While working at Backflip Studios, I’ve had the opportunity of working on many titles within the NinJump franchise, from NinJump Rooftops and NinJump Smash as a Concept Artist and UI Artist, to a consulting role with one of our published titles, NinJump Dash.
NinJump Rooftops is a 3D endless runner game for iOS and Android. You play a ninja character who must defeat enemies and dodge obstacles. My biggest accomplishment on the project was developing an overall look and feel for the game, in addition to developing UI skills when I was needed in a pinch.
In-game screenshot of NinJump Rooftops.
Sci-fi space scene – what would Rooftops look like on Mars? I tried to think about what possible enemy types might also inhabit the area. Yes, that’s Purple Tentacle! (an homage to one of my favorite games of all time)
An environment heavily inspired by a mix of Candyland nostalgia and excitement over the scenes in Wreck-It Ralph’s Sugar Rush.
Snowy scene based in rural Japan.
Buildings and facades ideas to give unique pieces of flair to buildings.
I concepted the bee, squirrel, and panda for NinJump Rooftops, which served as enemy types. These are some of my silhouettes and rough sketches next to the final, colored designs. We decided that all enemies would have a blue color scheme to make it extra easy, at a glance, to distinguish the main character from the bad guys. My goal was to make each enemy distinct visually, and reflect in its character design what its attack would be. The bee is a bumbling enemy that flies up and down through the air. The squirrel is quick and nimble, running along the rooftops to attack. The panda has a powerful ground-pound attack, so I gave him large, powerful paws and a solid, strong silhouette.
Some of my favorite NinJump Rooftops costume concepts, with their 3D rendered versions on the side. I was working with technical limitations, as all costumes share the same rig and animation as the original NinJump Rooftops ninja in the interest of saving animation time. Joints had to be in the same spot, for instance, which meant I had to be careful with my designs to make sure they’d with the original ninja animations.
UI Art & Design
Mid-way through the project, I took over the UI design another artist started, learning how to work within the established style. One of the heaviest UI features I worked on was Daily Missions, which included a notification pop up, event calendar, and an in-game toaster.
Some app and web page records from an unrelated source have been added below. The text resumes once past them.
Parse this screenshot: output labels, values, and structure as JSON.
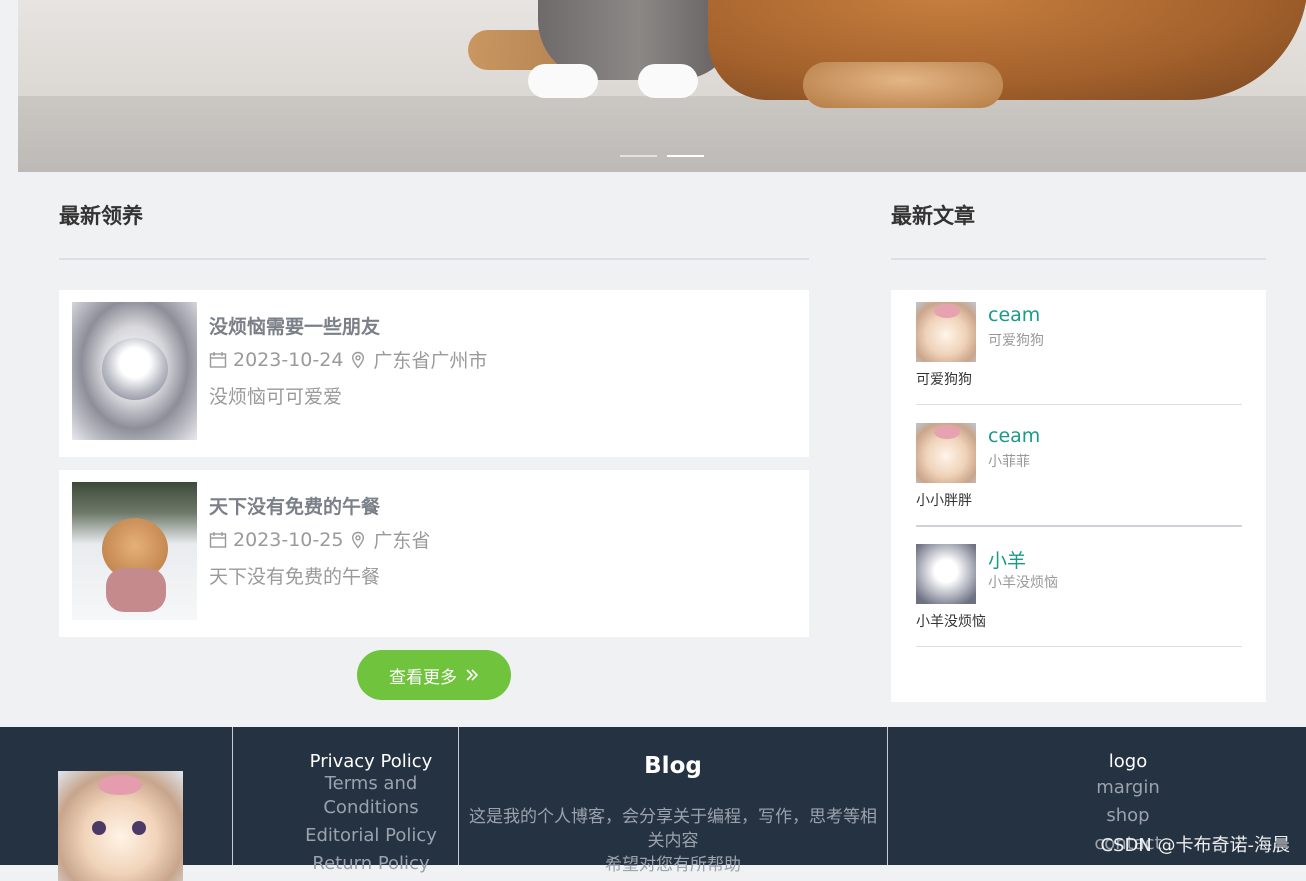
{
  "banner": {
    "slides": 2,
    "active_slide": 2
  },
  "adoption": {
    "title": "最新领养",
    "items": [
      {
        "title": "没烦恼需要一些朋友",
        "date": "2023-10-24",
        "location": "广东省广州市",
        "desc": "没烦恼可可爱爱"
      },
      {
        "title": "天下没有免费的午餐",
        "date": "2023-10-25",
        "location": "广东省",
        "desc": "天下没有免费的午餐"
      }
    ],
    "more_label": "查看更多"
  },
  "articles": {
    "title": "最新文章",
    "items": [
      {
        "author": "ceam",
        "subtitle": "可爱狗狗",
        "text": "可爱狗狗"
      },
      {
        "author": "ceam",
        "subtitle": "小菲菲",
        "text": "小小胖胖"
      },
      {
        "author": "小羊",
        "subtitle": "小羊没烦恼",
        "text": "小羊没烦恼"
      }
    ]
  },
  "footer": {
    "links_heading": "Privacy Policy",
    "links": [
      "Terms and Conditions",
      "Editorial Policy",
      "Return Policy"
    ],
    "blog_title": "Blog",
    "blog_desc": "这是我的个人博客，会分享关于编程，写作，思考等相关内容",
    "blog_desc_2": "希望对您有所帮助",
    "right_heading": "logo",
    "right_links": [
      "margin",
      "shop",
      "contact"
    ],
    "watermark": "CSDN @卡布奇诺-海晨"
  },
  "colors": {
    "accent_green": "#6fc33d",
    "name_teal": "#1a9a8a",
    "footer_bg": "#253241"
  }
}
I created Flash animation mockups for our engineer to implement.
User flows showing the Daily Mission’s feature’s access points from different gameplay menus.
UI mock up for distinguishing a costume with a special power-up.
In app purchase and boost icons created for NinJump Rooftop’s storefront. I started with 3D renders, which I then worked into with Photoshop to give each one a consistently rich, painterly quality. I created a visual language for “extra duration” and “extra power” for boost upgrades.
I was responsible for the Concept Art and UI Art/Implementation for NinJump Smash, a mobile title about busting through walls and preconceptions. We had a very short development cycle and a tiny team, and borrowed heavily from NinJump Rooftop’s aesthetics in the interest of staying true to the brand and also saving time. This was one of Backflip’s first titles created in Unity, and I learned a lot about NGUI in the process of implementing the UI.
An ideal screenshot mock up of gameplay. I’m not kidding when I reveal that the Kool-Aid man was the main source of our inspiration – when we gave the ninja a reason to bust through walls (for Ninja training, and to prove that a fat ninja can be an awesome ninja) and began treating this game as a short-but-sweet backstory to NinJump Rooftops, the month-long project became really exciting to work on.
Logo and Icon work
Here are some logos and icons I created for mobile titles NinJump Smash and NinJump Dash. Concept artist Jim Stigall drew the original chubby ninja for NinJump Smash, and I further rendered it out for the icon and created the border-busting treatment to hint at gameplay. I wanted the logo and icon to evoke the feeling that you’d be disruptively busting through a wall. NinJump Dash is a competitive endless runner racing game, and I wanted the logo to reflect the racing component of gameplay, while the icon reflects its competitive aspect.
A bit of iteration to get me to the final NinJump Smash logo. This project had an ultra-short development cycle (4-5 weeks) and a relatively small team (4-6 people total at any given time: 2-3 artists, 1-2 designers, 1 engineer, 1 associate producer), so I hustled on the logos to get them done in time for shipping the game. From concept to final vector asset, the logo took me around three workdays to complete – this is normally something that takes weeks of iteration time, but I was able to condense the process to a much shorter time frame out of necessity.
A simple user flow to show relationships between gameplay screens.
Feedback and Art Direction
NinJump Dash is a competitive endless runner game, developed by a partner studio. The NinJump Rooftops team felt there were important steps to take in unifying the style to fit the brand – I ended up playing a key part in suggesting how to improve the UI and adjust the style to match what had already been created in Rooftops.
Examples of email feedback I provided to the NinJump Dash team to make their UI both more legible and more consistent with the NinJump brand.